%%

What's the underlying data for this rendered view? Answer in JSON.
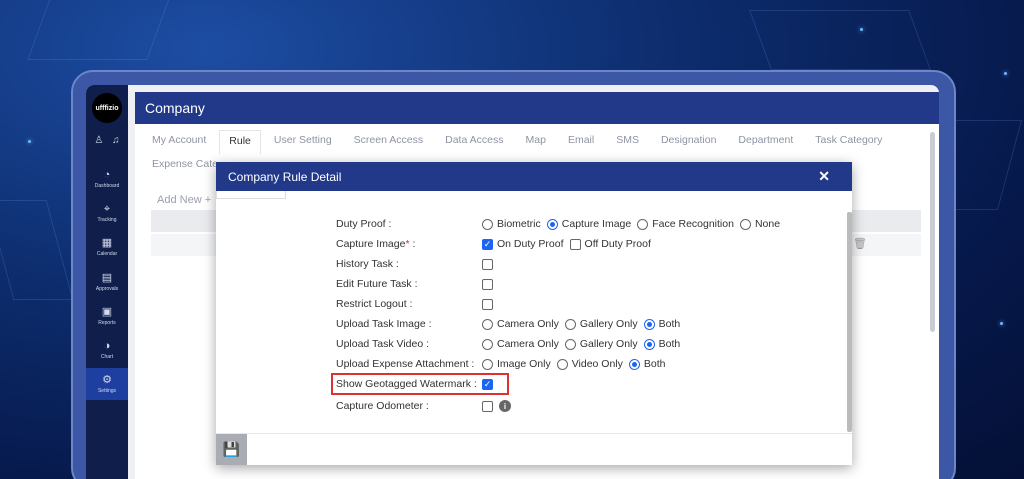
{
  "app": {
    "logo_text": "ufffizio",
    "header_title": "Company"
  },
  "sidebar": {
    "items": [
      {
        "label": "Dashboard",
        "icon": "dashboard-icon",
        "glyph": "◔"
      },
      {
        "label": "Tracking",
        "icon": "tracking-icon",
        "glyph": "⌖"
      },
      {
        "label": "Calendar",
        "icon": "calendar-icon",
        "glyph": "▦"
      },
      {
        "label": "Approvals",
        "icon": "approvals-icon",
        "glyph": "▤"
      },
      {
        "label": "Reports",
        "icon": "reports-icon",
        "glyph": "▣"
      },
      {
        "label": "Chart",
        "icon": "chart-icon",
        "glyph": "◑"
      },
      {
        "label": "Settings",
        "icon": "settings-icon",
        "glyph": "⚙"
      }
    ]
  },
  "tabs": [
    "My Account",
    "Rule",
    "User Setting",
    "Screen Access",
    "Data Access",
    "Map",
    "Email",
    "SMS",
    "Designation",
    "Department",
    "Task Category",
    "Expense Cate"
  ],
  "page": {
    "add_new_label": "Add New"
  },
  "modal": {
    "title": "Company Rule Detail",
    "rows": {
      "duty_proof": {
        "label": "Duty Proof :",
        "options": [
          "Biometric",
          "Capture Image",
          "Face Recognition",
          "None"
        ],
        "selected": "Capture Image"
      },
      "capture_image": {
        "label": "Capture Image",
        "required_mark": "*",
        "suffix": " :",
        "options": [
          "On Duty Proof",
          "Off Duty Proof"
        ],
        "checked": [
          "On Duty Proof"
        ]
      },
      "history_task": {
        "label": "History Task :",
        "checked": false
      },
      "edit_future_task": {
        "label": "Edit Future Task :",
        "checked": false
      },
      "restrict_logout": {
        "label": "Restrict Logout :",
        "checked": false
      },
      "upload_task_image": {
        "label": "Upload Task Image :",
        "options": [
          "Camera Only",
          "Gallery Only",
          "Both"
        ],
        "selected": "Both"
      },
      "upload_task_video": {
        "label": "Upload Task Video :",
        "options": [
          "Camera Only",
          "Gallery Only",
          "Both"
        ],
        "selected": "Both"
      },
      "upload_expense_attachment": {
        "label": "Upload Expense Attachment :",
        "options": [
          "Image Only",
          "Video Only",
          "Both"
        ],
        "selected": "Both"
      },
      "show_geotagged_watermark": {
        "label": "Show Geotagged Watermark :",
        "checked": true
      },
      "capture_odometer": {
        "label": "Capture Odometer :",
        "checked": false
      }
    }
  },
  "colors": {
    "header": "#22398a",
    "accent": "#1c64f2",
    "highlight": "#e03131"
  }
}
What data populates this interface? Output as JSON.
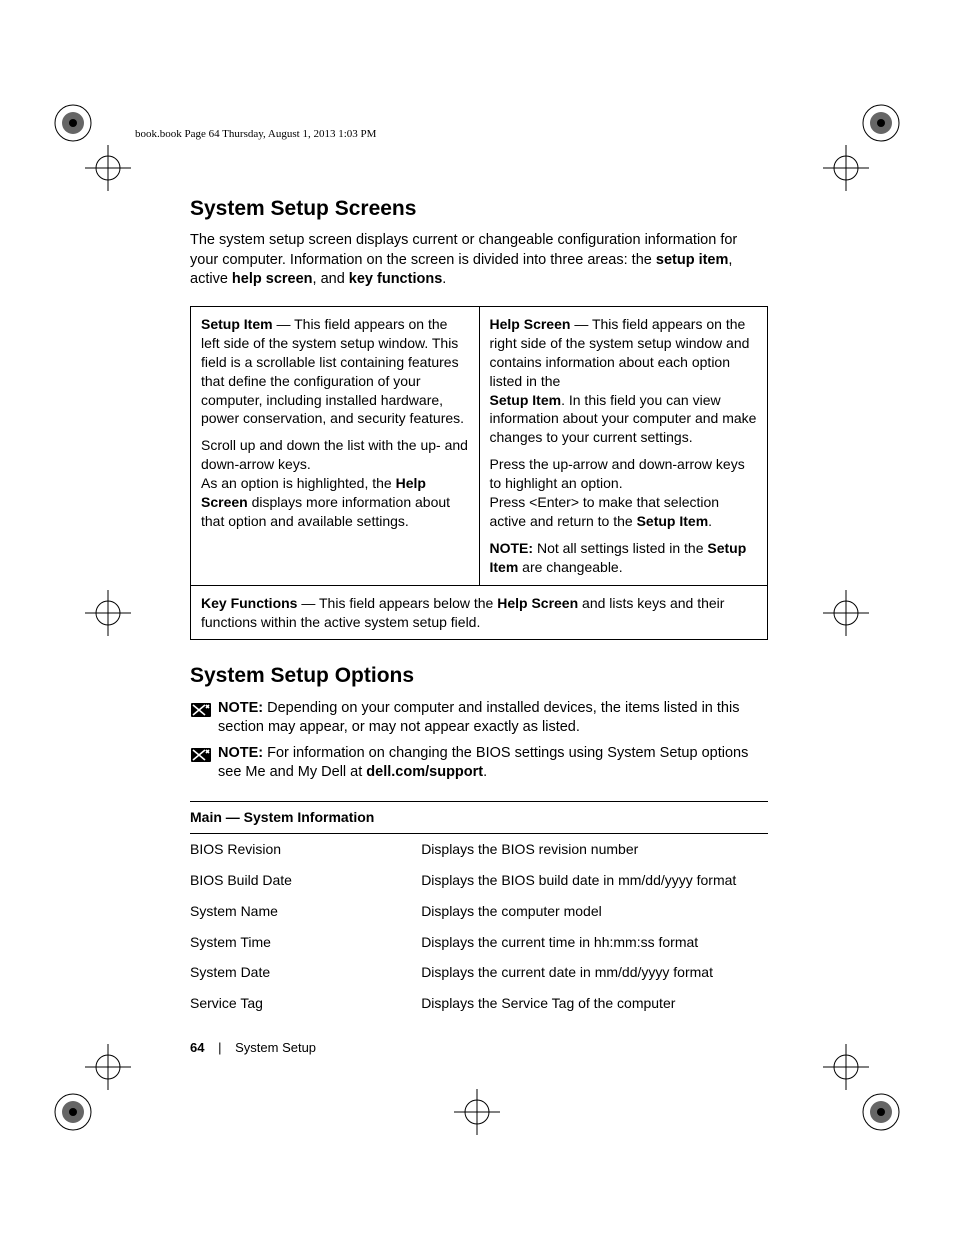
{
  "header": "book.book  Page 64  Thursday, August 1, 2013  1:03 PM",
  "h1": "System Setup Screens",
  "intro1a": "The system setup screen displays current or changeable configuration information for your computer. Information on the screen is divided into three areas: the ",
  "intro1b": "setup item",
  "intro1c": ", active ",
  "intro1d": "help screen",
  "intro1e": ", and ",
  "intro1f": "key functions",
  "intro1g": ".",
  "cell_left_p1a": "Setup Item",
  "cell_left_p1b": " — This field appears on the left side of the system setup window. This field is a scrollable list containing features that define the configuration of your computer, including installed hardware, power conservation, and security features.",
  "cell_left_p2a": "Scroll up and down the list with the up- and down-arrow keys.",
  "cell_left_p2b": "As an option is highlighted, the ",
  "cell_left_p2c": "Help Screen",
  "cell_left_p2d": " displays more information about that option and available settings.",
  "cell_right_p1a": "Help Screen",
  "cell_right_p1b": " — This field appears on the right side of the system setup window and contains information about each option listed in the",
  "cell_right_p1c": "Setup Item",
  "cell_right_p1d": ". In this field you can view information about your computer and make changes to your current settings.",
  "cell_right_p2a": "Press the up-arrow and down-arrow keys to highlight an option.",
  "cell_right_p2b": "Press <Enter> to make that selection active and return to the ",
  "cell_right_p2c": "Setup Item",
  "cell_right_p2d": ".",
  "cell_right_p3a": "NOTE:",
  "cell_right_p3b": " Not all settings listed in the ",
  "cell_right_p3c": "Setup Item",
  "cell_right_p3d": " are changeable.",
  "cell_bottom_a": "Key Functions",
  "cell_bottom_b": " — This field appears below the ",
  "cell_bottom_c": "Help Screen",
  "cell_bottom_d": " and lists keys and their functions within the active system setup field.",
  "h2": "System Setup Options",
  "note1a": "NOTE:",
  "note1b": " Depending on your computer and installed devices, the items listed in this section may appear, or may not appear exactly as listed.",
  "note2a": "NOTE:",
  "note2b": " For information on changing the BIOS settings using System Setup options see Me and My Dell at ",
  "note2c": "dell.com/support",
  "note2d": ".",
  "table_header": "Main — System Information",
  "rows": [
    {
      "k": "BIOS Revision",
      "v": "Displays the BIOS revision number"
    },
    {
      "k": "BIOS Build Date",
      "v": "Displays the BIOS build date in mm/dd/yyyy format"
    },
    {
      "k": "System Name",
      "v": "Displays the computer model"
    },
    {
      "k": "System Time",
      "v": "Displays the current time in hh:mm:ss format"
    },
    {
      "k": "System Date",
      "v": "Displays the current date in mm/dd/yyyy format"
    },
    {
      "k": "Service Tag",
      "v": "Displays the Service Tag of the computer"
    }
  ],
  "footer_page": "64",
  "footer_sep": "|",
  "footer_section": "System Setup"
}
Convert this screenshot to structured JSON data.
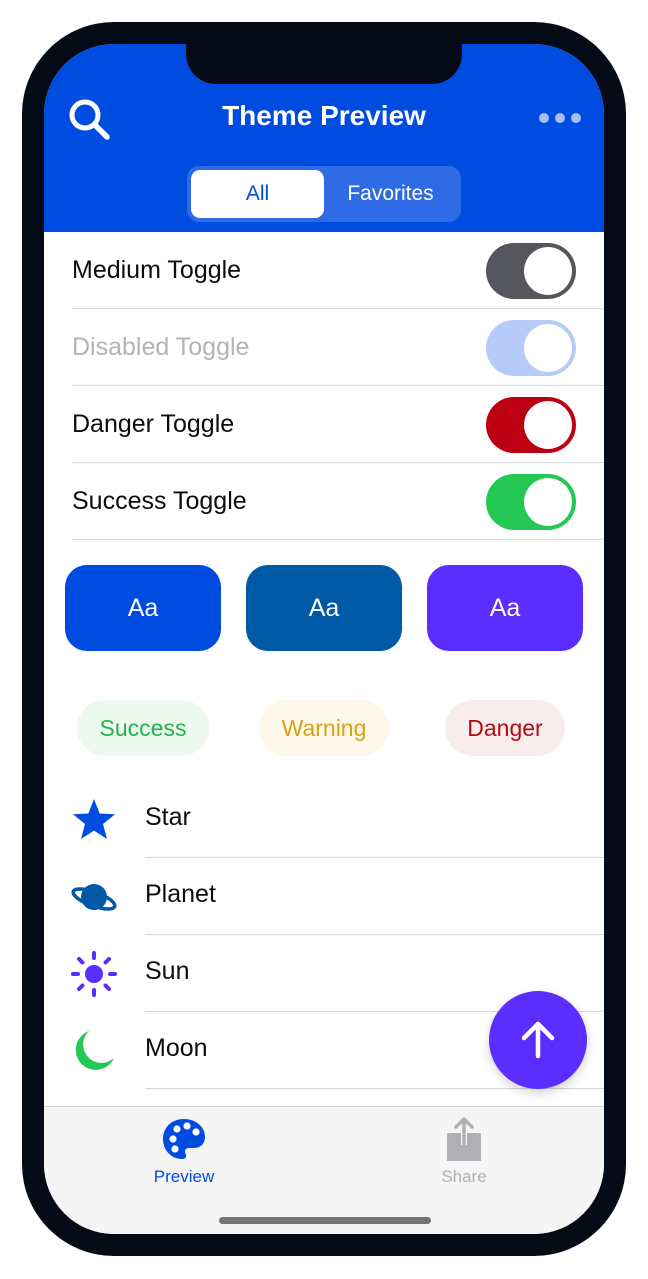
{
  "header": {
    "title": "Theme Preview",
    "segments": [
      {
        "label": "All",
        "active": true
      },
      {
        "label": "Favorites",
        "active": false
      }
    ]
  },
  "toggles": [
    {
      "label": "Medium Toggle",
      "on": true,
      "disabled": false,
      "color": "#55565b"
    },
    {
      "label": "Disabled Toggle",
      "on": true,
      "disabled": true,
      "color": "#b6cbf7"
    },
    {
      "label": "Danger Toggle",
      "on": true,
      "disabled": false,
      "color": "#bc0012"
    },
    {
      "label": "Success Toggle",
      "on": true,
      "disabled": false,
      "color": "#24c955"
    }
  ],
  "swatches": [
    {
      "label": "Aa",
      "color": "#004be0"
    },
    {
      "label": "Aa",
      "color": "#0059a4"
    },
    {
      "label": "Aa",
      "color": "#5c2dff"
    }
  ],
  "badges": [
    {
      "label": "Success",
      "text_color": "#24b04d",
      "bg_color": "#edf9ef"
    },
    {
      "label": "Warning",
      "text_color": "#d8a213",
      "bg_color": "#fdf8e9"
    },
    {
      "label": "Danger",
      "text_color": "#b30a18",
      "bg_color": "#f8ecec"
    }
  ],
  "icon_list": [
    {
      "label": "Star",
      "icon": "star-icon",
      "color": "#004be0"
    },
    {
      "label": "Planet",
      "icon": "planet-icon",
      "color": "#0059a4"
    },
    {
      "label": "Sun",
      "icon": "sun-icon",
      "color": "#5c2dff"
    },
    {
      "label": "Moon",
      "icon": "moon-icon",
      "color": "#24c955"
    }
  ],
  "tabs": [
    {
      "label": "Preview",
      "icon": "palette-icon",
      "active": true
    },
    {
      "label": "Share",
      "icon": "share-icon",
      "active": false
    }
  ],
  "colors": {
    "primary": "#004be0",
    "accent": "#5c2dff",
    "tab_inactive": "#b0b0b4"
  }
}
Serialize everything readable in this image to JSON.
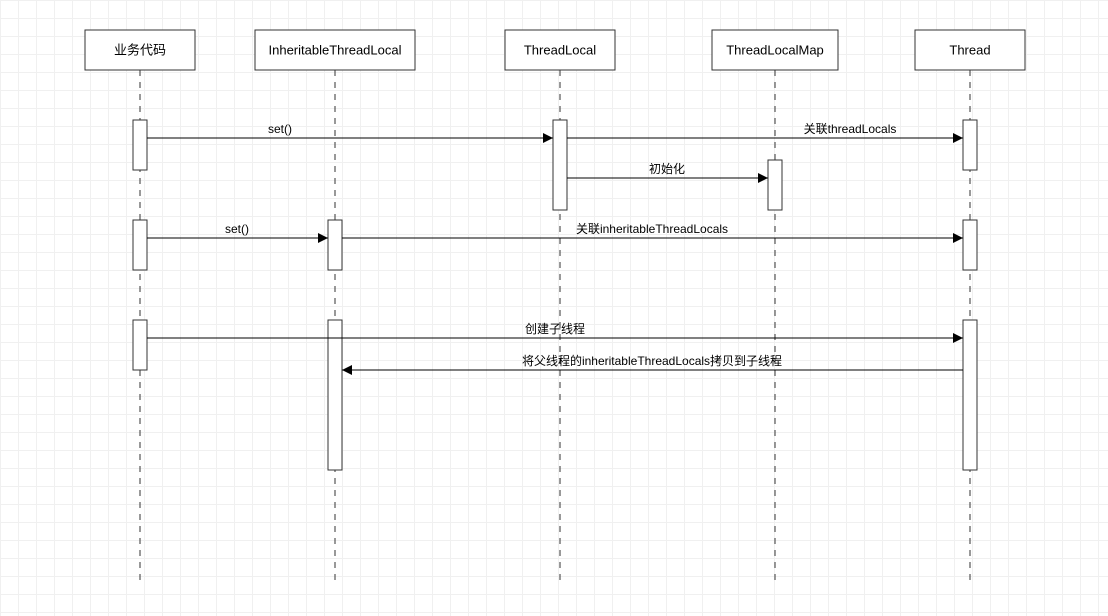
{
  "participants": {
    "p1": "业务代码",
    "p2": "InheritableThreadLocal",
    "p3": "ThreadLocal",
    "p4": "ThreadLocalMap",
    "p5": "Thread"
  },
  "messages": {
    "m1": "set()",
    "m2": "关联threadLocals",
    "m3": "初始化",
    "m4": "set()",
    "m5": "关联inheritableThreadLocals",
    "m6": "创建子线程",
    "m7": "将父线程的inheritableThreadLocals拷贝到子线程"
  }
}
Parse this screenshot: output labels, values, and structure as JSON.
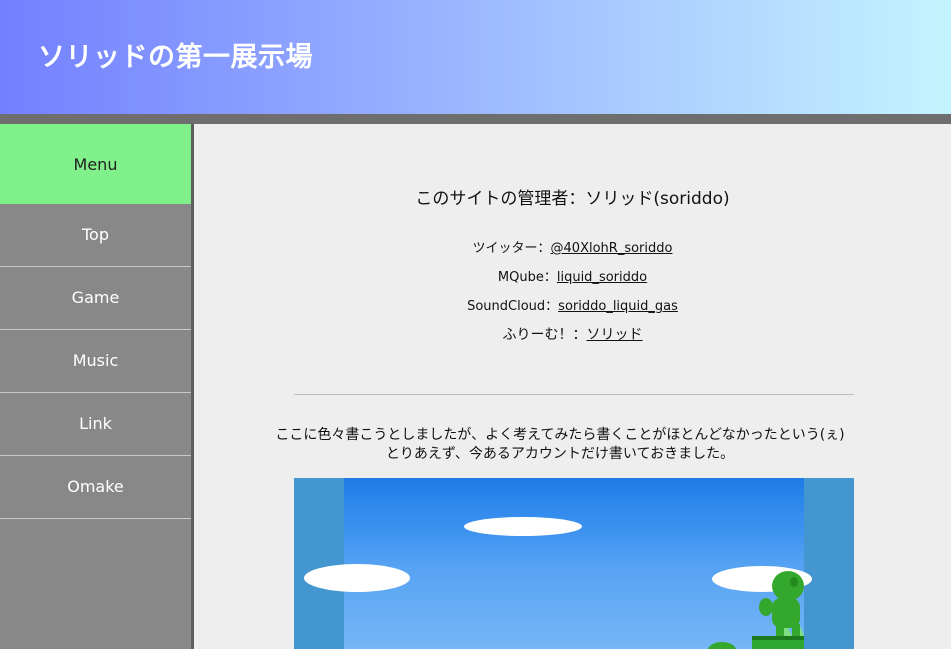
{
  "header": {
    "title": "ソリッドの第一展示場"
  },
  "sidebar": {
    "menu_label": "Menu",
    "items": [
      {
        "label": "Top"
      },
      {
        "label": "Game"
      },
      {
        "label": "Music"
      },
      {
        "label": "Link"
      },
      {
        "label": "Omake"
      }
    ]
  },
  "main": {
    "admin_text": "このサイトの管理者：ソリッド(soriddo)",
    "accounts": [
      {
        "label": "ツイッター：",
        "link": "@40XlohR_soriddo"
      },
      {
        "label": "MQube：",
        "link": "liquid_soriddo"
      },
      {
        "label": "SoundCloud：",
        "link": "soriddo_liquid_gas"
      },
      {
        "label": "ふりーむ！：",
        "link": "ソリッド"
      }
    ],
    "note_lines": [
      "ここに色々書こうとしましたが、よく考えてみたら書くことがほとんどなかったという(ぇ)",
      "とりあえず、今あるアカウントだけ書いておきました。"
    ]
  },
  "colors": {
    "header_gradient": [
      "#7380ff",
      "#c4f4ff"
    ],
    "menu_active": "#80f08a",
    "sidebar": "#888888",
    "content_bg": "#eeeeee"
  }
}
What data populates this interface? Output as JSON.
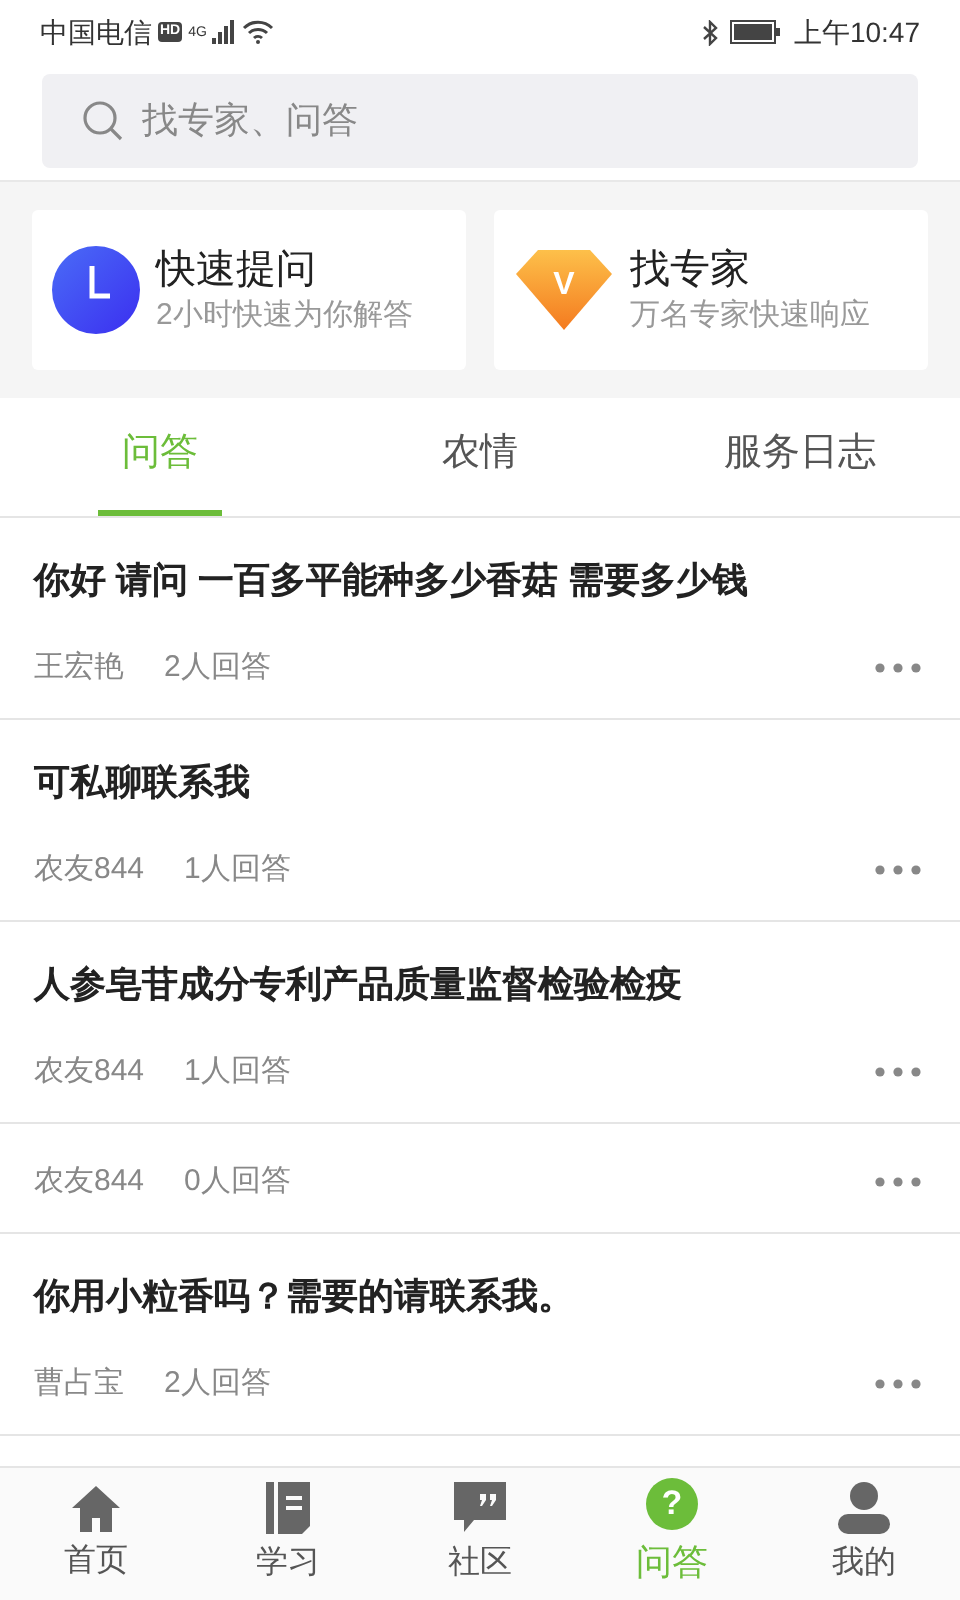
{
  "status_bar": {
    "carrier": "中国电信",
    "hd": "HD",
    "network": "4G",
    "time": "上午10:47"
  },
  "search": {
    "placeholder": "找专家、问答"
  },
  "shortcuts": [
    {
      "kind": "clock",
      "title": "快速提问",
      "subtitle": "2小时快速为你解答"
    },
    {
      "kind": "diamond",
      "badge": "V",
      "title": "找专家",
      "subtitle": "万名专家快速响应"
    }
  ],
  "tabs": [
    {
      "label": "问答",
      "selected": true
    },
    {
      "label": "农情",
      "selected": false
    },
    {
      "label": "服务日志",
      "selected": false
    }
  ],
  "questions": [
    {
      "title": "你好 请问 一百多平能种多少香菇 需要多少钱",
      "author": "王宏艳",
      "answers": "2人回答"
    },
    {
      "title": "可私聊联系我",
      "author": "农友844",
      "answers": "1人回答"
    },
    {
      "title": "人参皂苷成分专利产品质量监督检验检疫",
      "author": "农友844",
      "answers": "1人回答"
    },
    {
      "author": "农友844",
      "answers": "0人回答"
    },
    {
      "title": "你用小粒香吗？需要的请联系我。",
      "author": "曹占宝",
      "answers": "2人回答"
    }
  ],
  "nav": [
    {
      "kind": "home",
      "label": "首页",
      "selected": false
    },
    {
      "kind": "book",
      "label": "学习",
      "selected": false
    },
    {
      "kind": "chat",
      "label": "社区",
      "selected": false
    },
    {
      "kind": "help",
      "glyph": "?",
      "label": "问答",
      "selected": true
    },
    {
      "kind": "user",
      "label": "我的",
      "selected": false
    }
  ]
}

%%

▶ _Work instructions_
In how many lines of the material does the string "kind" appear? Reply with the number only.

▶ _Problem solution_
7